... GfsBox { left = GfsBoundary { GfsBcDirichlet U { return 1. - 4.*y*y; } GfsBcDirichlet V 0 } } GfsBox {} GfsBox {} GfsBox { right = GfsBoundaryOutflow } ...
Similarly a Neumann boundary condition on variable X would use GfsBcNeumann X ...
In the half cylinder example, it would be nice to be able to visualise the flow using for example a passive tracer injected at the inlet. This is very simple, just modify the half-cylinder.gfs parameter file like this:
4 3 GfsSimulation GfsBox GfsGEdge {} { GfsTime { end = 9 } GfsRefine 7 GfsSolid half-cylinder.gts GfsVariableTracer {} T ... GfsOutputPPM { step = 0.02 } tracer.ppm { min = 0 max = 1 v = T } GfsOutputSimulation { step = 0.1 } half-cylinder-%3.1f.gfs { variables = U,V,P,T } ... } GfsBox { left = GfsBoundary { GfsBcDirichlet U 1 GfsBcDirichlet V 0 GfsBcDirichlet T { return y > 0. ? 1. : 0.; } } } ...
which will inject tracer T at the inlet only in the upper half of the channel.
The adaptive refinement algorithm shoud also take your tracer into account. Try this
... GfsAdaptVorticity { istep = 1 } { maxlevel = 7 cmax = 1e-2 } GfsAdaptGradient { istep = 1 } { maxlevel = 7 cmax = 1e-2 } T ...
which will adapt using both the gradient of tracer T and the vorticity.
You can have any number of tracers you want, they are dynamically allocated.
Up to now, we have only considered inviscid, incompressible flows. Without going into the details, this type of problems require the solution of two main subproblems: solving a Poisson equation for the pressure and an advection equation for the momentum and tracers with the corresponding boundary conditions.
Gerris can also solve a third class of subproblems: diffusion equations. Diffusion equations are similar to Poisson equations (they both involve Laplacian operators) and can be solved efficiently using the same multigrid solver we use for the pressure.
In practice adding diffusion to a given tracer is as simple as adding:
... GfsSourceDiffusion {} T 0.01 ...
to the parameter file, where 0.01 is the value of the diffusion coefficient.
What if we want to modify the tracer example above so that now the half-cylinder itself is a (diffusive) source of tracer rather than the inlet? We need to be able to impose this boundary condition on the embedded solid surface. On embedded solids, the default boundary conditions for the diffusion equation is Neumann (zero flux) for tracers and Dirichlet (no-slip) for the velocity components. To change that use
... GfsVariableTracer T GfsSourceDiffusion {} T 0.001 GfsSurfaceBc T Dirichlet 1 ...
and change the inlet boundary condition back to
... GfsBox { left = GfsBoundary { GfsBcDirichlet U 1 GfsBcDirichlet V 0 } } ...
While this tutorial should give you a good overview of Gerris, it is by no means a complete description.

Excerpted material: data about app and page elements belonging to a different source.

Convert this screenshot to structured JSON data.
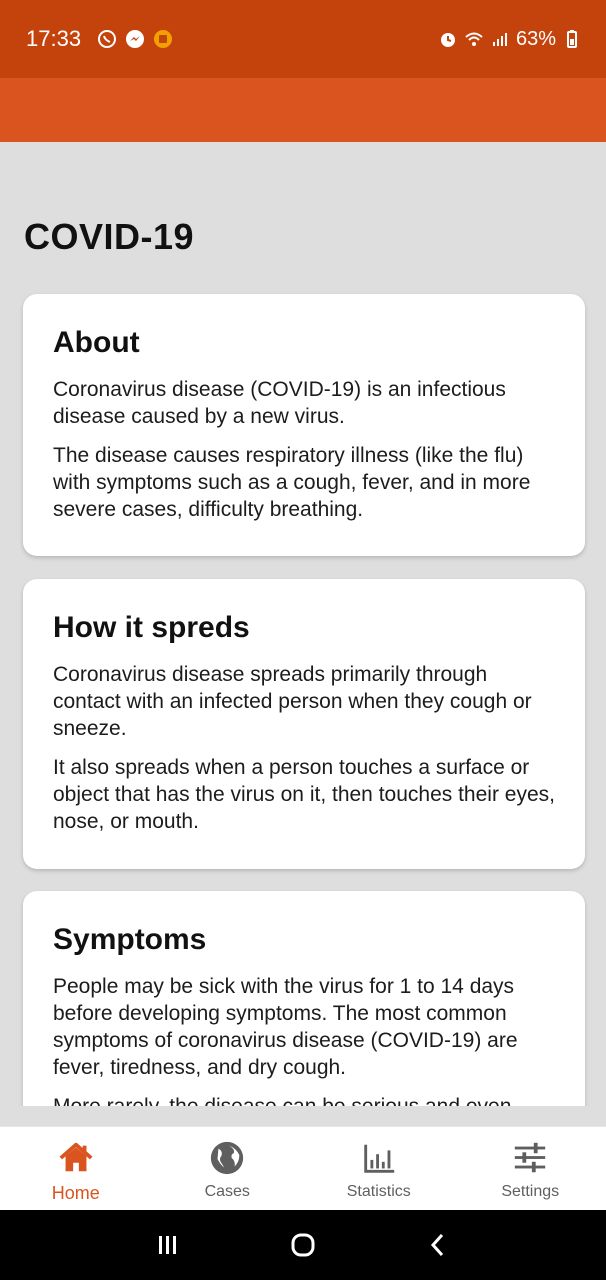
{
  "status_bar": {
    "time": "17:33",
    "battery": "63%"
  },
  "page": {
    "title": "COVID-19"
  },
  "cards": [
    {
      "title": "About",
      "paragraphs": [
        "Coronavirus disease (COVID-19) is an infectious disease caused by a new virus.",
        "The disease causes respiratory illness (like the flu) with symptoms such as a cough, fever, and in more severe cases, difficulty breathing."
      ]
    },
    {
      "title": "How it spreds",
      "paragraphs": [
        "Coronavirus disease spreads primarily through contact with an infected person when they cough or sneeze.",
        "It also spreads when a person touches a surface or object that has the virus on it, then touches their eyes, nose, or mouth."
      ]
    },
    {
      "title": "Symptoms",
      "paragraphs": [
        "People may be sick with the virus for 1 to 14 days before developing symptoms. The most common symptoms of coronavirus disease (COVID-19) are fever, tiredness, and dry cough.",
        "More rarely, the disease can be serious and even"
      ]
    }
  ],
  "bottom_nav": {
    "items": [
      {
        "label": "Home",
        "icon": "home-icon",
        "active": true
      },
      {
        "label": "Cases",
        "icon": "globe-icon",
        "active": false
      },
      {
        "label": "Statistics",
        "icon": "bar-chart-icon",
        "active": false
      },
      {
        "label": "Settings",
        "icon": "sliders-icon",
        "active": false
      }
    ]
  },
  "colors": {
    "status_bar": "#c4430d",
    "app_bar": "#d9541f",
    "accent": "#d9541f",
    "background": "#dedede",
    "card": "#ffffff",
    "inactive_nav": "#5f5f5f"
  }
}
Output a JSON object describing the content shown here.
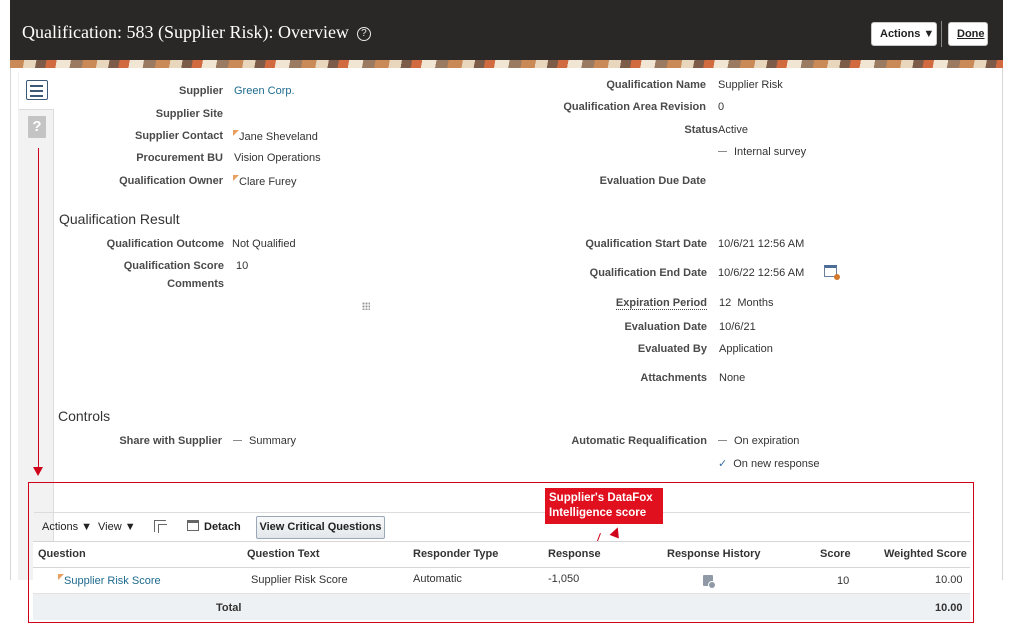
{
  "header": {
    "title": "Qualification: 583 (Supplier Risk): Overview",
    "help_icon": "?",
    "actions_label": "Actions ▼",
    "done_label": "Done"
  },
  "left_fields": [
    {
      "label": "Supplier",
      "value": "Green Corp.",
      "link": true
    },
    {
      "label": "Supplier Site",
      "value": ""
    },
    {
      "label": "Supplier Contact",
      "value": "Jane Sheveland"
    },
    {
      "label": "Procurement BU",
      "value": "Vision Operations"
    },
    {
      "label": "Qualification Owner",
      "value": "Clare Furey"
    }
  ],
  "right_fields": {
    "qualification_name_label": "Qualification Name",
    "qualification_name": "Supplier Risk",
    "area_revision_label": "Qualification Area Revision",
    "area_revision": "0",
    "status_label": "Status",
    "status": "Active",
    "internal_survey": "Internal survey",
    "evaluation_due_label": "Evaluation Due Date"
  },
  "qualification_result": {
    "title": "Qualification Result",
    "outcome_label": "Qualification Outcome",
    "outcome": "Not Qualified",
    "score_label": "Qualification Score",
    "score": "10",
    "comments_label": "Comments",
    "start_label": "Qualification Start Date",
    "start": "10/6/21 12:56 AM",
    "end_label": "Qualification End Date",
    "end": "10/6/22 12:56 AM",
    "expiration_label": "Expiration Period",
    "expiration_value": "12",
    "expiration_unit": "Months",
    "evaluation_date_label": "Evaluation Date",
    "evaluation_date": "10/6/21",
    "evaluated_by_label": "Evaluated By",
    "evaluated_by": "Application",
    "attachments_label": "Attachments",
    "attachments": "None"
  },
  "controls": {
    "title": "Controls",
    "share_label": "Share with Supplier",
    "share_value": "Summary",
    "auto_requal_label": "Automatic Requalification",
    "on_expiration": "On expiration",
    "on_new_response": "On new response"
  },
  "callout": "Supplier's DataFox Intelligence score",
  "toolbar": {
    "actions": "Actions ▼",
    "view": "View ▼",
    "detach": "Detach",
    "view_critical": "View Critical Questions"
  },
  "table": {
    "headers": [
      "Question",
      "Question Text",
      "Responder Type",
      "Response",
      "Response History",
      "Score",
      "Weighted Score"
    ],
    "row": {
      "question": "Supplier Risk Score",
      "question_text": "Supplier Risk Score",
      "responder_type": "Automatic",
      "response": "-1,050",
      "score": "10",
      "weighted_score": "10.00"
    },
    "total_label": "Total",
    "total_value": "10.00"
  }
}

To learn more you should first consult the Gerris Frequently Asked Questions and the Gerris object hierarchy which describes each object and the corresponding file parameters in more detail.

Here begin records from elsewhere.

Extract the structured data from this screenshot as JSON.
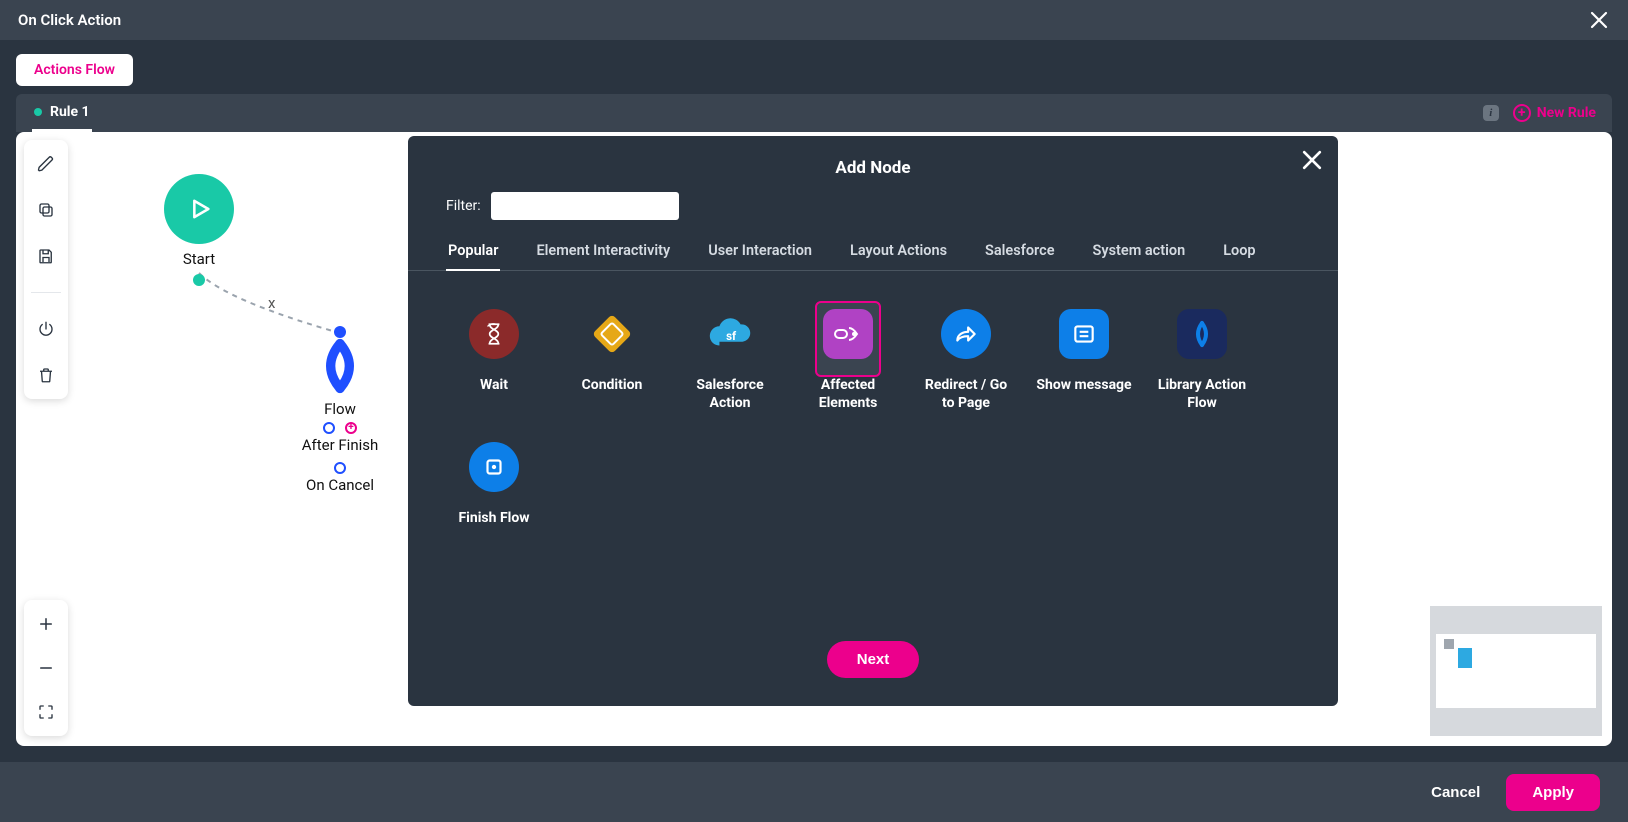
{
  "title": "On Click Action",
  "flow_tab_label": "Actions Flow",
  "rule_tab_label": "Rule 1",
  "new_rule_label": "New Rule",
  "canvas": {
    "start_label": "Start",
    "flow_label": "Flow",
    "after_finish_label": "After Finish",
    "on_cancel_label": "On Cancel",
    "edge_marker": "x"
  },
  "panel": {
    "title": "Add Node",
    "filter_label": "Filter:",
    "filter_value": "",
    "categories": [
      "Popular",
      "Element Interactivity",
      "User Interaction",
      "Layout Actions",
      "Salesforce",
      "System action",
      "Loop"
    ],
    "active_category": 0,
    "nodes": [
      {
        "name": "Wait",
        "color": "#8b2a2a",
        "selected": false
      },
      {
        "name": "Condition",
        "color": "#e6a817",
        "selected": false
      },
      {
        "name": "Salesforce Action",
        "color": "#2da9e1",
        "selected": false
      },
      {
        "name": "Affected Elements",
        "color": "#b042c4",
        "selected": true
      },
      {
        "name": "Redirect / Go to Page",
        "color": "#0d7fe8",
        "selected": false
      },
      {
        "name": "Show message",
        "color": "#0d7fe8",
        "selected": false
      },
      {
        "name": "Library Action Flow",
        "color": "#1a2a5e",
        "selected": false
      },
      {
        "name": "Finish Flow",
        "color": "#0d7fe8",
        "selected": false
      }
    ],
    "next_label": "Next"
  },
  "footer": {
    "cancel_label": "Cancel",
    "apply_label": "Apply"
  }
}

You should also have a look at the Gerris Examples page for examples of how to use Gerris for a range of problems. The parameter files are cross-linked with the reference manual.
Another source of more advanced examples is the Gerris test suite.

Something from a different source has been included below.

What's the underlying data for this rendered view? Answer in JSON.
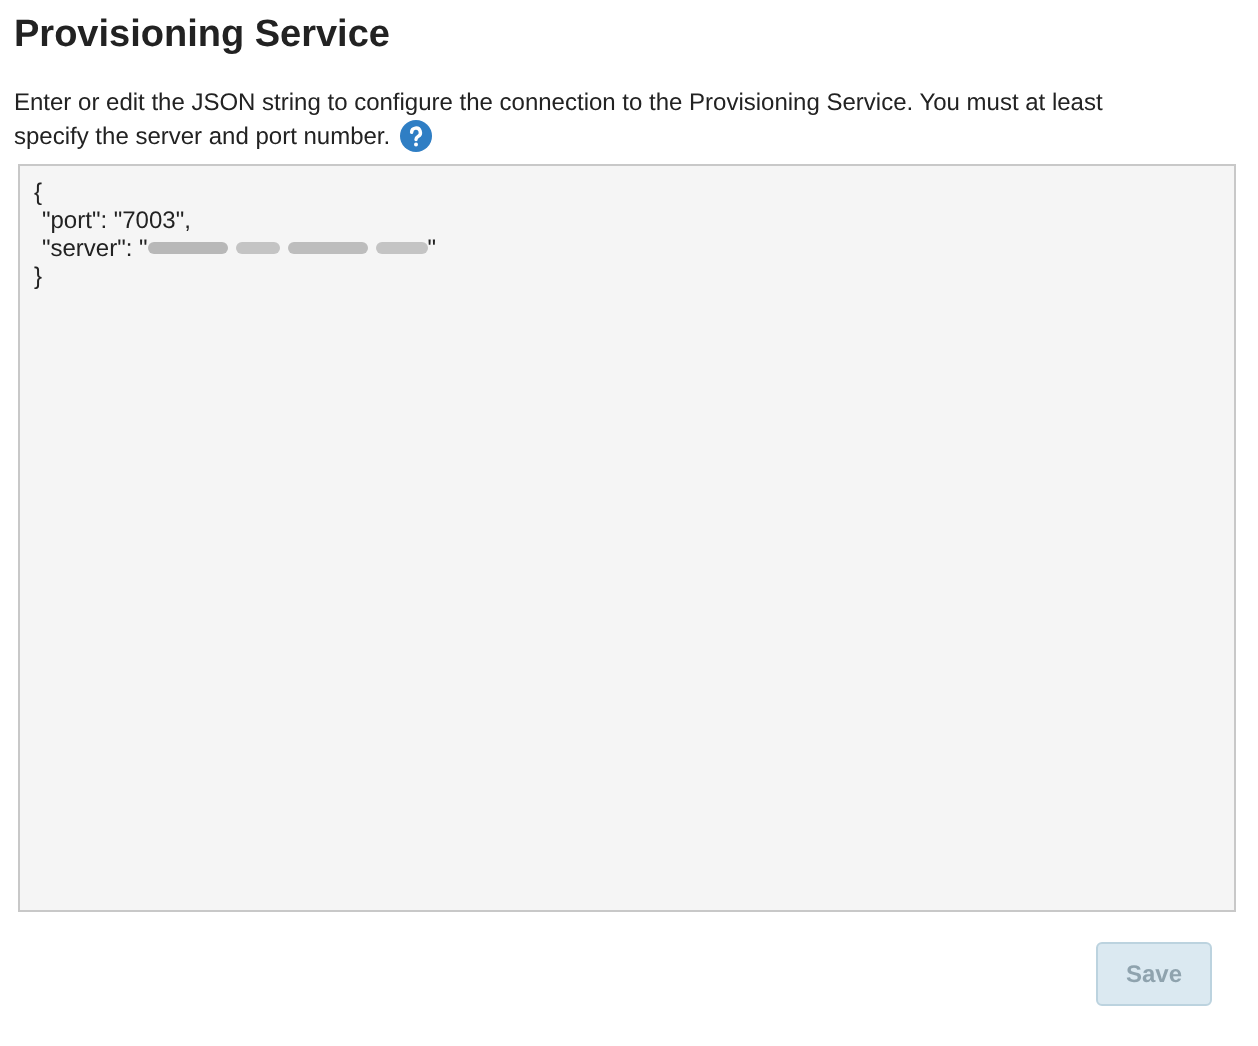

If things are still unclear you can ask for help on the gfs-users mailing list. Please note that you first need to subscribe to the list to be able to post messages.
The idea behind Gerris and other free software projects is that transparency, free exchange of information and cooperation benefit individuals but also society as a whole. If you are a scientist, you know that these same principles are also keys to the efficiency of Science.
Helping with Gerris development can be done in various ways and aside from giving you this altruistic, warm fuzzy feeling of helping others will also benefit you directly. A few concrete simple ways of helping are (in approximate order of difficulty):
This document was translated from L^{A}T_{E}X by H^{E}V^{E}A.